This review will cover recent advances in both the biosynthesis and chemical synthesis of iboga alkaloids as well as their use as next-generation neurotherapeutics and historical context for the discoveries of the past decade is provided.

The Promise of Psychedelic Science.

  • D. E. Olson
  • Psychology, Biology
    ACS pharmacology & translational science
  • 2021
The SAR studies in this issue add to the large body of work by David Nichols, Richard Glennon, and others, investigating how the structures of psychedelics lead to their hallucinogenic effects, and it is now clear that psychedelics can produce a variety of other important biological effects that may contribute to their therapeutic properties.

An Overview of Alkaloids Derived from Tryptophan and Their Potential Antidepressant Action

This research gathered evidence about the activity and obtaining of 37 alkaloids derived from tryptophan, including psilocin, Lysergic acid diethylamide and ibogaine, which are potential candidates for the treatment of depressive disorders and studies suggest that the mechanism of action is in the serotonin receptor agonist and / or inhibition of the monoaminoxidase enzyme.

Pharmacologic Similarities and Differences Among Hallucinogens

  • K. Waters
  • Biology, Psychology
    Journal of clinical pharmacology
  • 2021
The aim of this article is to compare the pharmacologic similarities and differences among substances within the hallucinogen class and their impact on physical and psychiatric effects.

Rapid-Acting Antidepressants.

The preclinical and clinical literature strongly suggests that rapid-acting antidepressants are the current focus of antidepressant drug discovery, and promising clinical findings exist for several compounds including ketamine and other NMDA receptor antagonists, scopolamine, and psilocybin.

Rapid-acting antidepressants.



Ibogaine: Complex Pharmacokinetics, Concerns for Safety, and Preliminary Efficacy Measures

It is reported here that ibogaine significantly decreased craving for cocaine and heroin during inpatient detoxification and for short‐term stabilization of drug‐dependent persons as they prepare to enter substance abuse treatment.

Development of Novel Medications for Drug Addiction: The Legacy of an African Shrub
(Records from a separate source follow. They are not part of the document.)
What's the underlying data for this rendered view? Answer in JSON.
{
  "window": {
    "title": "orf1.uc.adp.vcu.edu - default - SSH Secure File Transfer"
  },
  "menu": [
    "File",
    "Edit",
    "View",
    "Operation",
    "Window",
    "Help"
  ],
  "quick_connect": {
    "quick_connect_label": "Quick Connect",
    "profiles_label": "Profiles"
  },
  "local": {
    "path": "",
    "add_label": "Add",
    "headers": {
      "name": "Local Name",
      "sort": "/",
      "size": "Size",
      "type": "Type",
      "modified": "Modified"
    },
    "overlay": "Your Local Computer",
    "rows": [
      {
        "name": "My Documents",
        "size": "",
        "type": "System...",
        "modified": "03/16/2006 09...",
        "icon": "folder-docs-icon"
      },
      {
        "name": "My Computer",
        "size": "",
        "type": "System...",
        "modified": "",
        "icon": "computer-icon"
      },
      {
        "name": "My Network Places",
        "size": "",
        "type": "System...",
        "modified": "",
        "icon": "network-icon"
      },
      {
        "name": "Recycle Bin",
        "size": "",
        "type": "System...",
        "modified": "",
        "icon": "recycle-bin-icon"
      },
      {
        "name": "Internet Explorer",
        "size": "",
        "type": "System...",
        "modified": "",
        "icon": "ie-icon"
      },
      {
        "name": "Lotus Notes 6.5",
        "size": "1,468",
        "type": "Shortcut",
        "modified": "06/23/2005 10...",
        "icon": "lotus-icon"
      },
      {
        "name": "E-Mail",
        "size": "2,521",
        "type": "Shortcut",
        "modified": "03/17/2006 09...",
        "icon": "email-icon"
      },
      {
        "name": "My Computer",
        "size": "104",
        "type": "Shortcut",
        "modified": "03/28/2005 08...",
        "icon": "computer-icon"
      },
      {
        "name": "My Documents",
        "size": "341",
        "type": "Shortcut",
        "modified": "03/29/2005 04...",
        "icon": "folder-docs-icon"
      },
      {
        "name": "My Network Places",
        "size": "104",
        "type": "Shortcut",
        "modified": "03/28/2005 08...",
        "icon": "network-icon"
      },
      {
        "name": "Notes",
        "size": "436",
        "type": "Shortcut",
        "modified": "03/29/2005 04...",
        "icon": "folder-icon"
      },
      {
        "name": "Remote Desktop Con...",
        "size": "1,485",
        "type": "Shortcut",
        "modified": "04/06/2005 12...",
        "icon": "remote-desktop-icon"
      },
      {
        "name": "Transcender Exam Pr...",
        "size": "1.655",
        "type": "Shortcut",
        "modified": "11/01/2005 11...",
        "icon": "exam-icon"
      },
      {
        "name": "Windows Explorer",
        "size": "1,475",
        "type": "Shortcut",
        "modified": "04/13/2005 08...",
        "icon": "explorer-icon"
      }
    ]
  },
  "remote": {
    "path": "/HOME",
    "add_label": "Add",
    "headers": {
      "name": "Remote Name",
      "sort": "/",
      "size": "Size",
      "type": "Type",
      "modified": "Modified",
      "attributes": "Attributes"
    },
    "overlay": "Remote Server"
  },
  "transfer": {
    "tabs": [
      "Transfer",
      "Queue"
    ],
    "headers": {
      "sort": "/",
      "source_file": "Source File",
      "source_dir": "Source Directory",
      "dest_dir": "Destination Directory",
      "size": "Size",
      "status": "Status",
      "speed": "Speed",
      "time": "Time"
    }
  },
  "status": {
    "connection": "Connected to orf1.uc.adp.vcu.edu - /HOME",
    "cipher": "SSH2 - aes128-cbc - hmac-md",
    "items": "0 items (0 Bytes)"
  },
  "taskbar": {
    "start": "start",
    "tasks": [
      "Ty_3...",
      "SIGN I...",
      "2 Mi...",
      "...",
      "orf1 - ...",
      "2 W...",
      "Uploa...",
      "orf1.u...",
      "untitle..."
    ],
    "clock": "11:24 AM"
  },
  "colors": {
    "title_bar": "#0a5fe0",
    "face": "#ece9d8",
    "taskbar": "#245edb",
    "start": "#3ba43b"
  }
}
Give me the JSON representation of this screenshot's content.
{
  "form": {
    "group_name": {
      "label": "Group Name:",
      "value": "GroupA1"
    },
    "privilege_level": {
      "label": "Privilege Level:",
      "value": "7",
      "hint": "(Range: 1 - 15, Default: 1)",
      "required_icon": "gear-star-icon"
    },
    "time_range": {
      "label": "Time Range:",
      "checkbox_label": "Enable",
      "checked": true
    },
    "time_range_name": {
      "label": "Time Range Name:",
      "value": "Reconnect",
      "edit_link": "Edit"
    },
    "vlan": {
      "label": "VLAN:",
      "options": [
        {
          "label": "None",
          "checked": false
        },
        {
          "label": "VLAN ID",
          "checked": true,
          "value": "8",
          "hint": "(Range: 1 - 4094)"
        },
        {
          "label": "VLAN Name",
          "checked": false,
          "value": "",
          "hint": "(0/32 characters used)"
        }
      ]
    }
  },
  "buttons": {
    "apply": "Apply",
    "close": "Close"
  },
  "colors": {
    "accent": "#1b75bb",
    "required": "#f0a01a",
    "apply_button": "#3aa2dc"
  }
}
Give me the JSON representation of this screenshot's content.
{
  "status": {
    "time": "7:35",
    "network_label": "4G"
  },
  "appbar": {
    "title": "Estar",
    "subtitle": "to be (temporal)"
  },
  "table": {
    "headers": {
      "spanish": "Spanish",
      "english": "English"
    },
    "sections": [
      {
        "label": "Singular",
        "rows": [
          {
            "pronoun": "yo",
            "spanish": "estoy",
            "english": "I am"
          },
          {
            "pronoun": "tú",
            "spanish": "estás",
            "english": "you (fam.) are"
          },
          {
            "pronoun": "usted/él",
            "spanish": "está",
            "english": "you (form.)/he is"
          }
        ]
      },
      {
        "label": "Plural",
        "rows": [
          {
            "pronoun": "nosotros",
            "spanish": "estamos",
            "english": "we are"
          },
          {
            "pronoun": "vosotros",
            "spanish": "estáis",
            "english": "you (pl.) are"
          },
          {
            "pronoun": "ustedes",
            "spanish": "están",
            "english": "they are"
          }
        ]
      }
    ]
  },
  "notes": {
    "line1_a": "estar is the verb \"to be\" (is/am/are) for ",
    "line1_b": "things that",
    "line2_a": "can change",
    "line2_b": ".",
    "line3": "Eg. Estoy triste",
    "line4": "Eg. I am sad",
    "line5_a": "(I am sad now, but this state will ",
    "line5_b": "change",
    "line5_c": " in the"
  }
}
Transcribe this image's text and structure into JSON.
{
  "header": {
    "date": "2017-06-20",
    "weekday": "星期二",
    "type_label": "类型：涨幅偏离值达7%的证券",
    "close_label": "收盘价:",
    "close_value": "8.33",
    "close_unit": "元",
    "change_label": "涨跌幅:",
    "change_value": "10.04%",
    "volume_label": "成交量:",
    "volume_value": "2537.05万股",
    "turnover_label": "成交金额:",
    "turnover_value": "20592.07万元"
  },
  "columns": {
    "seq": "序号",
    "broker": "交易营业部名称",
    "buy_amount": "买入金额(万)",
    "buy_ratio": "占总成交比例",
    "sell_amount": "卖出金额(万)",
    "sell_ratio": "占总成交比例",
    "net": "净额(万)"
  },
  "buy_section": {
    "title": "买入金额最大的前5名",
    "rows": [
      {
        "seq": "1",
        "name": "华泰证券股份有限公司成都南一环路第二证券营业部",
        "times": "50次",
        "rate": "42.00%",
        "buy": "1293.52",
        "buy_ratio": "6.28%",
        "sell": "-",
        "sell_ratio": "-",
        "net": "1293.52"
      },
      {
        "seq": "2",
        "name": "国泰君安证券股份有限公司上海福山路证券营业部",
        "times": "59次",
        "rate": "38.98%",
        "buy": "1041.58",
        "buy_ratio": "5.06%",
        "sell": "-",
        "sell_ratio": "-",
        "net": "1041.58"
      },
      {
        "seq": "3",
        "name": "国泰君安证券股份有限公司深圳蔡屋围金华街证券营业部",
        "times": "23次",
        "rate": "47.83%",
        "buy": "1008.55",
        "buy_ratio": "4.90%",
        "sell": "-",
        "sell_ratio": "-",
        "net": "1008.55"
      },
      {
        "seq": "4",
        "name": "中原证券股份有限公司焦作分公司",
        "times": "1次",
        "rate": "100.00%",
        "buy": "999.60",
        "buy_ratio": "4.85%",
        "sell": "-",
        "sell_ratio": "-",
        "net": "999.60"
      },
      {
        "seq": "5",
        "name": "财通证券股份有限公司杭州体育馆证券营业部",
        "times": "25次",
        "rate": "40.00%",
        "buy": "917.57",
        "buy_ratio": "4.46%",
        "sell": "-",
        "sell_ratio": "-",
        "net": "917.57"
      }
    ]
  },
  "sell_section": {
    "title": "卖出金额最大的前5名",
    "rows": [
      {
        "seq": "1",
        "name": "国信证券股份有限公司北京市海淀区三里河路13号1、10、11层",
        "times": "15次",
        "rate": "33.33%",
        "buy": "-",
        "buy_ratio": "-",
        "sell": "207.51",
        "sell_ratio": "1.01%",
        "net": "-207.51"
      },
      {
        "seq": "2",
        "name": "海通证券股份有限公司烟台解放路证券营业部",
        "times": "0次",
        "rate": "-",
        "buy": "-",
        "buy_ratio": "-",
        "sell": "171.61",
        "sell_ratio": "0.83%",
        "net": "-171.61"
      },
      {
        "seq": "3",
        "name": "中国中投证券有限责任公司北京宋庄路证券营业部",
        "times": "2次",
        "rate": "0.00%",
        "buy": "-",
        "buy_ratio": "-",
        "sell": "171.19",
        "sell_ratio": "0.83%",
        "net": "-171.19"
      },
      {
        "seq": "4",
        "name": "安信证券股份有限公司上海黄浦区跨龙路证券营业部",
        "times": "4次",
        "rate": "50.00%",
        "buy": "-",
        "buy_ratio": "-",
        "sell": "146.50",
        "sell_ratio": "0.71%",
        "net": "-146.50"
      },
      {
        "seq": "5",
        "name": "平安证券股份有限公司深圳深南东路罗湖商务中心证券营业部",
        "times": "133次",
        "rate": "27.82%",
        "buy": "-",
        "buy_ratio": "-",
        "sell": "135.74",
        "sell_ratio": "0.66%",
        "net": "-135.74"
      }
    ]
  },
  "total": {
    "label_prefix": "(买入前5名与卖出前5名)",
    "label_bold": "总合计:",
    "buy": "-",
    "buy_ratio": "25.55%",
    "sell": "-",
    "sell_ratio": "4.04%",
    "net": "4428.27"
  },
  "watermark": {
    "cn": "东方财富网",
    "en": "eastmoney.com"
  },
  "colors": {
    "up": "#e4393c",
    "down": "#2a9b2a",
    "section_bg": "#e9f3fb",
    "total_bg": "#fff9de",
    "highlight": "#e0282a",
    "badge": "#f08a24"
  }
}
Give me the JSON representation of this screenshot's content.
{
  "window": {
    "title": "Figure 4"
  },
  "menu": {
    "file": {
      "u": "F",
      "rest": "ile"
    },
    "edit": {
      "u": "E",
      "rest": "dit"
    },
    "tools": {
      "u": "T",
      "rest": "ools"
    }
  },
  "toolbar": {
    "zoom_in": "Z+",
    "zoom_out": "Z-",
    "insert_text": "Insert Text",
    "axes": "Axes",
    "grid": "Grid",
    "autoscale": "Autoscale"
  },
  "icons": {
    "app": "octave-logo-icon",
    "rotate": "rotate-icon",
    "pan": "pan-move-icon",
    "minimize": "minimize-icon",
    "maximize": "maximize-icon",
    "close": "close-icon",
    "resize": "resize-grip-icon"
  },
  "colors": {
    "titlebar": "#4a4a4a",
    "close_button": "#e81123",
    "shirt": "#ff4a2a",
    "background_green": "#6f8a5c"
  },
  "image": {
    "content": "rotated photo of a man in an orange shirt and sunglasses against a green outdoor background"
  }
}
All of the data indicate that 18‐MC should be safer than ibogaine and at least as efficacious as an anti‐addictive medication.

Ibogaine, an anti-addictive drug: pharmacology and time to go further in development. A narrative review

The purpose of this article was to review data from the literature concerning physicochemical properties, bio-analytical methods, and pharmacology of ibogaine; this article will be focused on the use of this drug as anti-addictive agent.

The Anti-Addiction Drug Ibogaine and the Heart: A Delicate Relation

The aim of this review is to recapitulate the current knowledge about ibogaine’s effects on the heart and the cardiovascular system, and to assess the cardiac risks associated with the use of this drug in anti- addiction therapy.

Salvinorin A: A potent naturally occurring nonnitrogenous κ opioid selective agonist

  • B. RothK. Baner R. Rothman
  • Biology
    Proceedings of the National Academy of Sciences of the United States of America
  • 2002
Salvinorin A is the first naturally occurring nonnitrogenous opioid-receptor subtype-selective agonist for κ opioid receptors and may represent novel psychotherapeutic compounds for diseases manifested by perceptual distortions (e.g., schizophrenia, dementia, and bipolar disorders).

hERG Blockade by Iboga Alkaloids

Results may relate to observations of persistent QT prolongation and cardiac arrhythmia at delayed intervals of days following ibogaine ingestion, and suggest that the iboga alkaloids might provide an informative paradigm for investigation of the structural biology of the hERG channel.